Europe Establishes Nanomaterials Information Tool
The European Chemicals Agency (ECHA) and the European Commission have agreed to start work on the European Union’s Observatory for Nanomaterials (EU-ON), which the Helsinki-based agency will host.
After several years of talks and analyses, the Commission has decided the observatory – a collection of information that will be made available to various stakeholders – is the best tool to increase transparency on nanomaterials on the EU market.
An alternative option was an EU-wide registry, which would have made it mandatory for the industry to notify its use of nanomaterials. However, the Commission concluded that this would be too costly for both industry and the authorities.
The first of three phases is expected to go live in the summer of 2017. Using information that is already available, this phase will explain what nanomaterials are and how they are used, discuss safety issues and contain links to research projects. Later phases will include search functionalities and more detailed product information.
The observatory will gather its information from sources that include data generated by various EU regulations on the safe use of nanomaterials, such as Reach, biocides and cosmetics legislation, national inventories, research projects and market studies. ECHA said this will bring added value not just to citizens, but also to policy makers, industry, workers and NGOS.

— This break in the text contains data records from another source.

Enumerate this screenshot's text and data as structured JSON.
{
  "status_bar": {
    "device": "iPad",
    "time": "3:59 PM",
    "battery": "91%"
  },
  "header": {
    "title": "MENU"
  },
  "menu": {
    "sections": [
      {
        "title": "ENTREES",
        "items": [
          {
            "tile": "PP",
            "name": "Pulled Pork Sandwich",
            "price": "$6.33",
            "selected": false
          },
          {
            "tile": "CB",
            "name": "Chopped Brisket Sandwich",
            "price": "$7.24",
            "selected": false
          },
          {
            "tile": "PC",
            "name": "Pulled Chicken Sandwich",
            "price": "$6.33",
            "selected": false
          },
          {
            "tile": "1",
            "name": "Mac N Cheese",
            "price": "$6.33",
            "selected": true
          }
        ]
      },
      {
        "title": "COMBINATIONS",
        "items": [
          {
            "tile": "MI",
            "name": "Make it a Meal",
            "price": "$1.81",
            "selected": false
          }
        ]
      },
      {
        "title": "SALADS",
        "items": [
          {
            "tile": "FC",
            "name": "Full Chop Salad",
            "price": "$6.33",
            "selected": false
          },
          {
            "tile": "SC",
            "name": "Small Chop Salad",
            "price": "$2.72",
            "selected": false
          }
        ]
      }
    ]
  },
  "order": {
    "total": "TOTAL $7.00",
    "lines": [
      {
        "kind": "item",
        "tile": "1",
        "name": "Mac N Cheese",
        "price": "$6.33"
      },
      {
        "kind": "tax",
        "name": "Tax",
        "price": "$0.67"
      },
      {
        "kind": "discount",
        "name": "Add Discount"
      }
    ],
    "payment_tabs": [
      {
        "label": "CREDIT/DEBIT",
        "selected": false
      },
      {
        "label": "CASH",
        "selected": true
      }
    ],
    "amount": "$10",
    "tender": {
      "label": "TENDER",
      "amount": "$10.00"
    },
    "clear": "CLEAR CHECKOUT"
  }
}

“There is already quite a lot of information on nanomaterials available. The challenge has been to navigate and find information that is easily understandable and relevant for a wider audience,” said Geert Dancet, ECHA’s executive director. He added that EU-ON’s goal is to become a trustworthy information source that contributes to a well-balanced public debate on nanomaterials.